■ **INSTRUCTIONS TO FOLLOW**
How many lines in the material below contain the word "미리보기"? Answer with the number alone.

--- START ---

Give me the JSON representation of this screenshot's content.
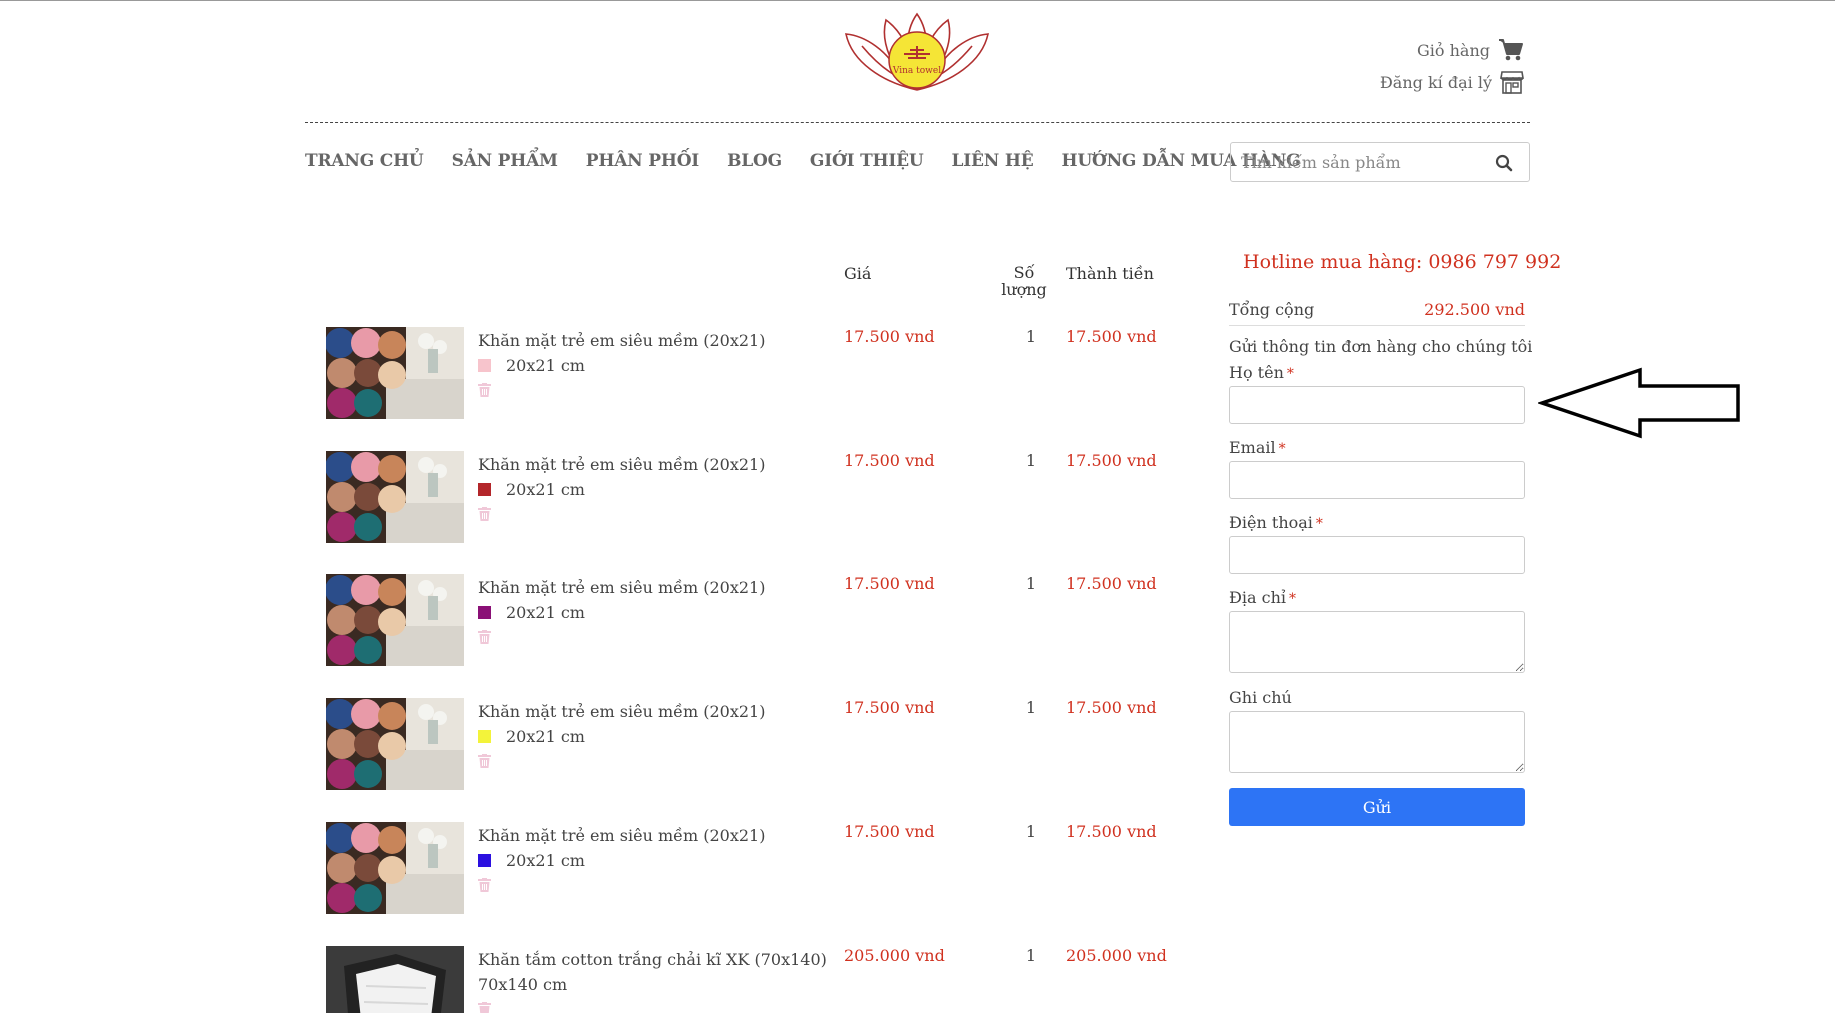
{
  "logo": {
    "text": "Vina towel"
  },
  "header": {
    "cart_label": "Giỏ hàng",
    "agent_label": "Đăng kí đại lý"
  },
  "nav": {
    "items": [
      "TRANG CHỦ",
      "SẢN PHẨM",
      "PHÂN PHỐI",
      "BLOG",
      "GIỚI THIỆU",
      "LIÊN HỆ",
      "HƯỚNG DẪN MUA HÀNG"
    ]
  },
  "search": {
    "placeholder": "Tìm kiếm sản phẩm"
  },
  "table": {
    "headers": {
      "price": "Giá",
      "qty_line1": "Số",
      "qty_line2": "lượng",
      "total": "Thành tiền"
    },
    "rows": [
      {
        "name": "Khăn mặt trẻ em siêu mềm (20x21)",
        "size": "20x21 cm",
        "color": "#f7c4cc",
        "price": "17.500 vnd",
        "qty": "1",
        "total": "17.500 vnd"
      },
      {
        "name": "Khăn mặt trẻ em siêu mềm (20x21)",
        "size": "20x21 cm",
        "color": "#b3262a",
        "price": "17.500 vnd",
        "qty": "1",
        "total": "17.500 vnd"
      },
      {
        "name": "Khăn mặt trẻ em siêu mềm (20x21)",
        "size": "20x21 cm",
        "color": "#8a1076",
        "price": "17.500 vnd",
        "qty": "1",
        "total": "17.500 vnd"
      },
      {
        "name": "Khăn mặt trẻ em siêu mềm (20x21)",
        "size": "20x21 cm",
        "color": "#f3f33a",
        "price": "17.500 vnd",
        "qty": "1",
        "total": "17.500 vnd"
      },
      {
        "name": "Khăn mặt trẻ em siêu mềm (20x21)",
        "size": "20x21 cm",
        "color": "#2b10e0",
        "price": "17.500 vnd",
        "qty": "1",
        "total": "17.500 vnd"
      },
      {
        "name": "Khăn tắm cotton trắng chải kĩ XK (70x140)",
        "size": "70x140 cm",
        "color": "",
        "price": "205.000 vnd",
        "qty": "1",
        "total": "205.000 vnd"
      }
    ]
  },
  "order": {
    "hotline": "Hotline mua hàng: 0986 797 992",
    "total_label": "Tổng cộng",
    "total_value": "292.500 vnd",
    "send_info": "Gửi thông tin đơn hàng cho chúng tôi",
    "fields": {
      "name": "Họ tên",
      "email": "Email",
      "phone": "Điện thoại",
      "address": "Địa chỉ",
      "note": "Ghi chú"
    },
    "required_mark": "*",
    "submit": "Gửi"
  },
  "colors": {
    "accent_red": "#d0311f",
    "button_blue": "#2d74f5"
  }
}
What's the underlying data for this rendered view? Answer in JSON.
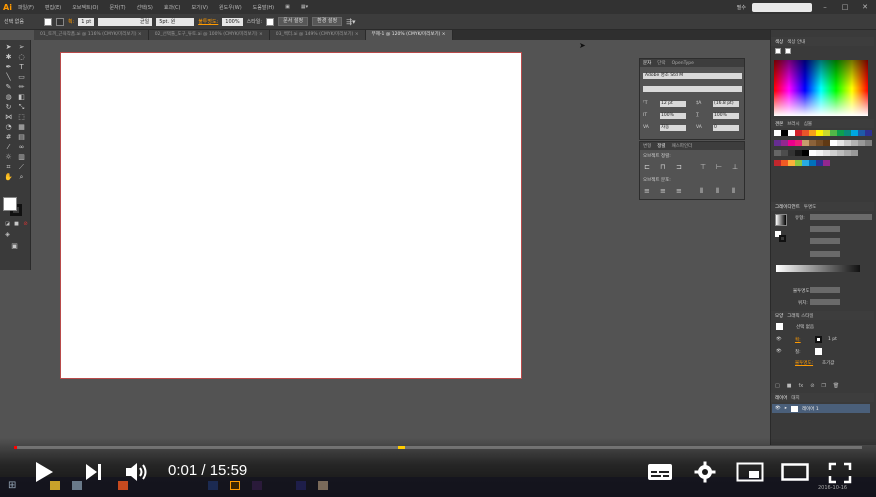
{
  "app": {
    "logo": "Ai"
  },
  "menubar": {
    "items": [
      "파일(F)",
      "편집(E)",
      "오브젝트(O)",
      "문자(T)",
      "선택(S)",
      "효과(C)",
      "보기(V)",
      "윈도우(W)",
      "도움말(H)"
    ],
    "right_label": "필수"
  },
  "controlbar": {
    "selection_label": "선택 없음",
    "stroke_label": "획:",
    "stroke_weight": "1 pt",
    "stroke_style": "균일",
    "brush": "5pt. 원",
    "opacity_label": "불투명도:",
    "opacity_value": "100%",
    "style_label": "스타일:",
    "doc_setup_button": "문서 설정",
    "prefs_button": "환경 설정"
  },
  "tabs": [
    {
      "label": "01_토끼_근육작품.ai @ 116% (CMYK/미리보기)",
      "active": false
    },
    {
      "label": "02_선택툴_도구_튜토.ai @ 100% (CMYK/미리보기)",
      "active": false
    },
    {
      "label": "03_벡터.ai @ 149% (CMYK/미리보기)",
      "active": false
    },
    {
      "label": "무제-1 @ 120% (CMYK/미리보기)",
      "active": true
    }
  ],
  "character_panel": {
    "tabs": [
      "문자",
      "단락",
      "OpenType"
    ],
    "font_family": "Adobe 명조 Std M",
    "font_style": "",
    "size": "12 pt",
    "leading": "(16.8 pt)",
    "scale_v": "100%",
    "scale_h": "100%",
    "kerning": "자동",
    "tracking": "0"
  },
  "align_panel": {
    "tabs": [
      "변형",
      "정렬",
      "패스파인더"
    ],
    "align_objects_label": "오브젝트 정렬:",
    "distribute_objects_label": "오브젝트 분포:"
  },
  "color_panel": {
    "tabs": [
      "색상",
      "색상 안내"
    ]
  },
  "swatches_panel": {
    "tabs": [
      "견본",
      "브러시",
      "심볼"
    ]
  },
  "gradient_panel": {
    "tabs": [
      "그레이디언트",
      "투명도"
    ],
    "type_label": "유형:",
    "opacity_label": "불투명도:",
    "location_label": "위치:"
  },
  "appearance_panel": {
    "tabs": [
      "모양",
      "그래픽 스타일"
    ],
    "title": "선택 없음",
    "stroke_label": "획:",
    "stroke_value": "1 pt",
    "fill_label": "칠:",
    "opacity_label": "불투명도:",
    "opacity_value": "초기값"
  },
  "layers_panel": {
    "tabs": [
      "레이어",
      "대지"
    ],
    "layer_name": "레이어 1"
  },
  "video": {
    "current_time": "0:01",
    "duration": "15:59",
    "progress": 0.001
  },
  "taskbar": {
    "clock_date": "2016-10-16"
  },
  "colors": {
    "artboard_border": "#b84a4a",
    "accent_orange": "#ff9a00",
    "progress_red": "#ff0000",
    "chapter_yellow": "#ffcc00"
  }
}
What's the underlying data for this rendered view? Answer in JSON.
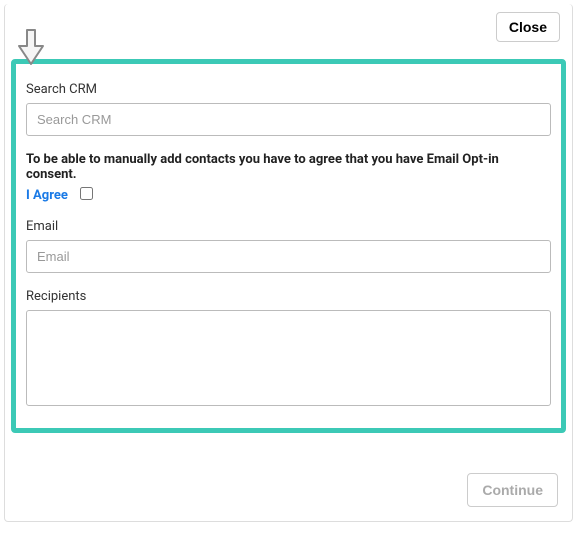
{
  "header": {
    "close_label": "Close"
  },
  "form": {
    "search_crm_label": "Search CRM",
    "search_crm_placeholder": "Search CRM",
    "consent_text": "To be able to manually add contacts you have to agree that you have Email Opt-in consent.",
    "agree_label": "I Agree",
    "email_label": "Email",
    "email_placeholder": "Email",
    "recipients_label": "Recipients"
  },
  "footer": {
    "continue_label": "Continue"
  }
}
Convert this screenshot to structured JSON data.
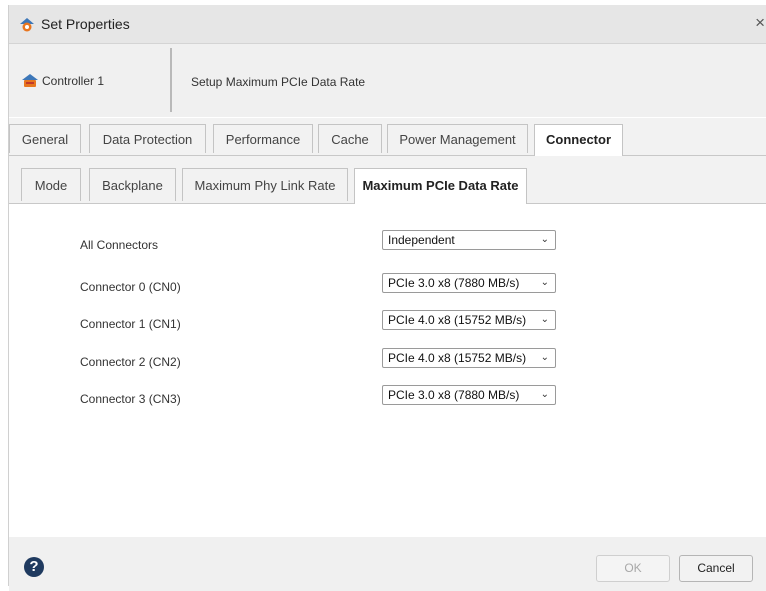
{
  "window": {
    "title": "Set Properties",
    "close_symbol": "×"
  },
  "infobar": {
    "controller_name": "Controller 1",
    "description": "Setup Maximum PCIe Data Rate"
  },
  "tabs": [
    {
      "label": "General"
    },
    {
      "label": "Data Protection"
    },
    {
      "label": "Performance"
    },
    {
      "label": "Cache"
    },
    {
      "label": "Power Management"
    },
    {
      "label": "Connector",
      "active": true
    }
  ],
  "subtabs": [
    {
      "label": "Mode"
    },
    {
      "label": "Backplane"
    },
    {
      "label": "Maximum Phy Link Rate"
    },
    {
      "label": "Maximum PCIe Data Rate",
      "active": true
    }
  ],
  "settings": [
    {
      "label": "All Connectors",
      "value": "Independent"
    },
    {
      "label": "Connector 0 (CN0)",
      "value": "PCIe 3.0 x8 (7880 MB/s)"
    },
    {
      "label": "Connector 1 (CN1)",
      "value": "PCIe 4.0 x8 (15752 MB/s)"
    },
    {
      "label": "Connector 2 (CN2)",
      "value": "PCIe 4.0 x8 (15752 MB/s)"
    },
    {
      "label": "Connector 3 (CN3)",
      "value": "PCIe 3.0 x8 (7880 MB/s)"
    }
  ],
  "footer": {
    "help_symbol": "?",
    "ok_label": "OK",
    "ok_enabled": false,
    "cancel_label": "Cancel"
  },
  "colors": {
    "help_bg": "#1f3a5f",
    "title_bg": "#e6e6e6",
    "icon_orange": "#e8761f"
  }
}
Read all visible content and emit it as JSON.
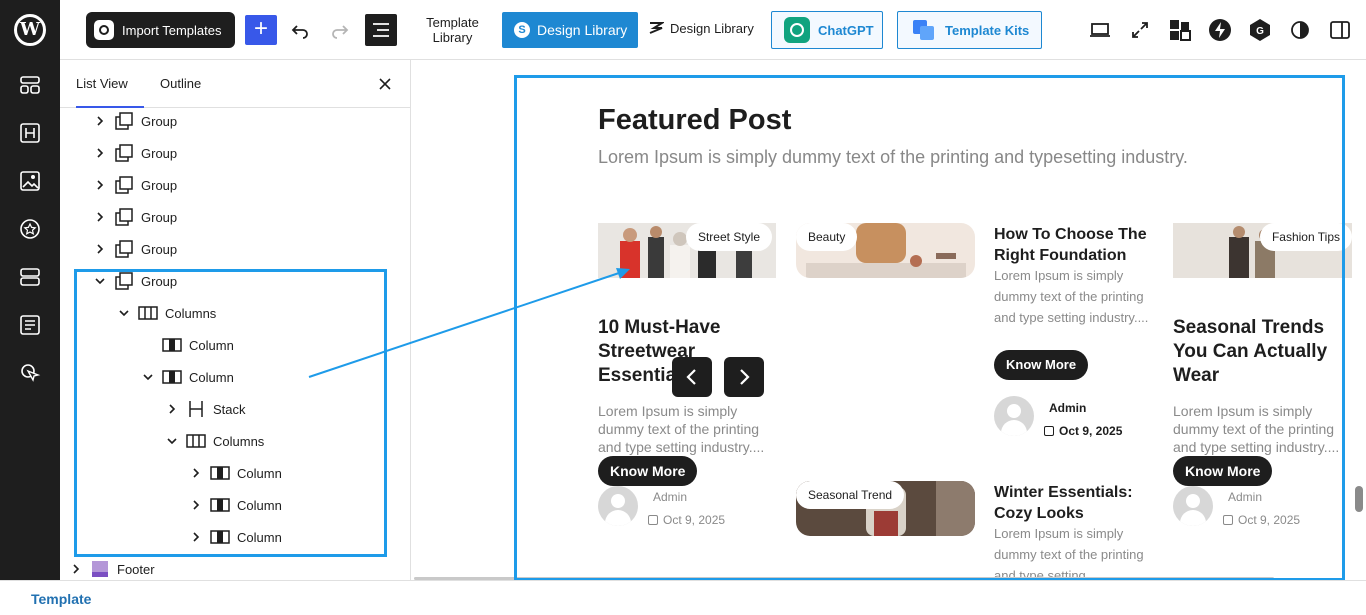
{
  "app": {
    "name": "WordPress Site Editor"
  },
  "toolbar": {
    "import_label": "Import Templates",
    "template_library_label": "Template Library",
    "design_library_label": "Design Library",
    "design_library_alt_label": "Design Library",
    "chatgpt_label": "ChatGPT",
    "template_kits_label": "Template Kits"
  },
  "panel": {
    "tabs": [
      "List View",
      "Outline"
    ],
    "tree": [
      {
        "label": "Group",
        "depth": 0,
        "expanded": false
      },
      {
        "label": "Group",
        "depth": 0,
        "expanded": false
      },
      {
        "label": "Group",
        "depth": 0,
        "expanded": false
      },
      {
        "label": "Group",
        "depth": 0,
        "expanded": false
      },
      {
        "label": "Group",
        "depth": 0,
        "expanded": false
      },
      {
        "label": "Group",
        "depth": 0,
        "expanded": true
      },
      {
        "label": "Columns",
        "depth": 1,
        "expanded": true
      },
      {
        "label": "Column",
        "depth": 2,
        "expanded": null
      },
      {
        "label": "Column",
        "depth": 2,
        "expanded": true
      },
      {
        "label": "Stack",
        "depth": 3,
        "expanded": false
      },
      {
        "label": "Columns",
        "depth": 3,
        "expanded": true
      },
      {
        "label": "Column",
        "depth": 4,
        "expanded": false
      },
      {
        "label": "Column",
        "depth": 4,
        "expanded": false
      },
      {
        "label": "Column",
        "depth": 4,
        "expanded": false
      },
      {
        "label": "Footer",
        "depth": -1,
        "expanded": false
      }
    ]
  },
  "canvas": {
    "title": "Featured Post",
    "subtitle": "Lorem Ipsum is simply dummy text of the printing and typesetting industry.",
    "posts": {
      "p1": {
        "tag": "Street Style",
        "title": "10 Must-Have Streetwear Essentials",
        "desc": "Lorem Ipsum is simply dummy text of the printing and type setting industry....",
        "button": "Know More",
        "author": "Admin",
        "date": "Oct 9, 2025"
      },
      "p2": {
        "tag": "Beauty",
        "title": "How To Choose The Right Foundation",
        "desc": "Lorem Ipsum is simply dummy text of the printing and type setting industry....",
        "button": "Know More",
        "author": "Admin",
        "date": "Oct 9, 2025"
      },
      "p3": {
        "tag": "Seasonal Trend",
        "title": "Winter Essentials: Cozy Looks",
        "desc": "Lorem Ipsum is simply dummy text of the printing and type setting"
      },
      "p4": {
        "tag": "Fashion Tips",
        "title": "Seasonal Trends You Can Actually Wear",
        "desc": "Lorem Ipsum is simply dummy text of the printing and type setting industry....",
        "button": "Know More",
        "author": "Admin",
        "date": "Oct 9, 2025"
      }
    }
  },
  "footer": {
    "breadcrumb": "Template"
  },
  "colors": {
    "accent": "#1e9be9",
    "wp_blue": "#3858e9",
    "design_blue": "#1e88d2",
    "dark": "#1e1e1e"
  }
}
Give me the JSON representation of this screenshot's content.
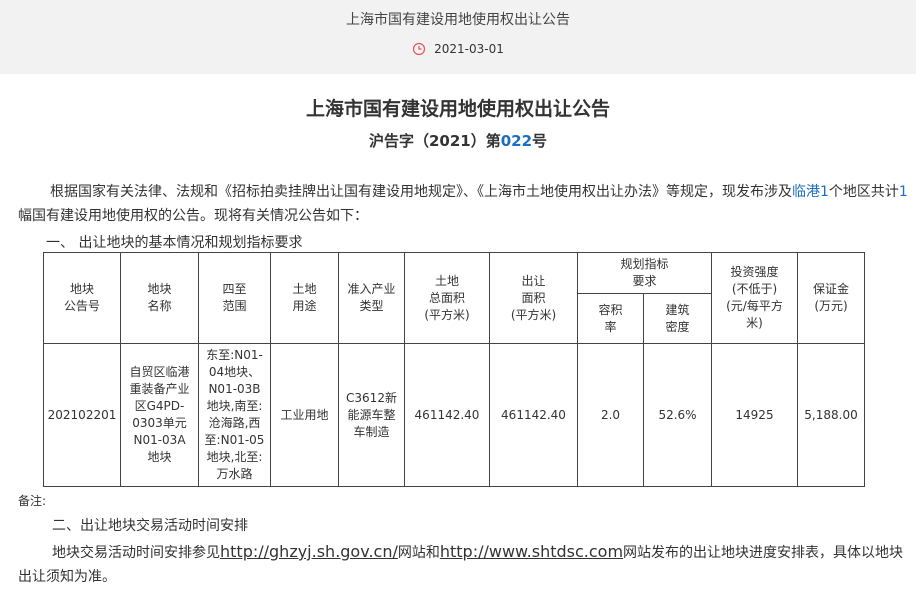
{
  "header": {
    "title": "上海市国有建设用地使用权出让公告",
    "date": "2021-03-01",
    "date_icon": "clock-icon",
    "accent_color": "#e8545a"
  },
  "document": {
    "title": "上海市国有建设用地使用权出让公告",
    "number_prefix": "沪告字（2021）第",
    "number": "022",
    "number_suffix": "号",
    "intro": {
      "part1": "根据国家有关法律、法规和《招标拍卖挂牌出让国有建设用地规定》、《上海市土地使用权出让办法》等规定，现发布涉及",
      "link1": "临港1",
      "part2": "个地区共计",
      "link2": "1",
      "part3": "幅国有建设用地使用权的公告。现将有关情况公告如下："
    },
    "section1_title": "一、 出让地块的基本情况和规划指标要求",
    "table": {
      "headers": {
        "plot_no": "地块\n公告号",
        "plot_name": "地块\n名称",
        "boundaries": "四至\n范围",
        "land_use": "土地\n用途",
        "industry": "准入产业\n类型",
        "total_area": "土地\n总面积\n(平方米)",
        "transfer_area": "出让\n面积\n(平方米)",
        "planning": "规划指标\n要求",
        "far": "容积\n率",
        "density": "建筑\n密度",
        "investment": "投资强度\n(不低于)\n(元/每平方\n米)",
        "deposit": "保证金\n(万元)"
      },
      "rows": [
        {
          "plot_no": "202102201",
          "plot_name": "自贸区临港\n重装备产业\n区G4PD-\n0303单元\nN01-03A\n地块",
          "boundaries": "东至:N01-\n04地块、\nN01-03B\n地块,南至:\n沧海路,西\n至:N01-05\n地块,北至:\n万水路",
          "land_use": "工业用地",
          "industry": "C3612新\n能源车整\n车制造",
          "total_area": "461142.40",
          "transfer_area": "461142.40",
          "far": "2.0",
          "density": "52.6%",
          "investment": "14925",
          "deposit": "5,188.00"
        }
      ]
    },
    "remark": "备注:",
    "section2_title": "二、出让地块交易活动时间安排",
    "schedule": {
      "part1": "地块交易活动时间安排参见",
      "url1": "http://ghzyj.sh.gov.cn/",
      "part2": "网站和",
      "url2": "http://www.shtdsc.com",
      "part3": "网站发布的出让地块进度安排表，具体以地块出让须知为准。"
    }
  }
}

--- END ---

■ **WRITTEN REPLY**
4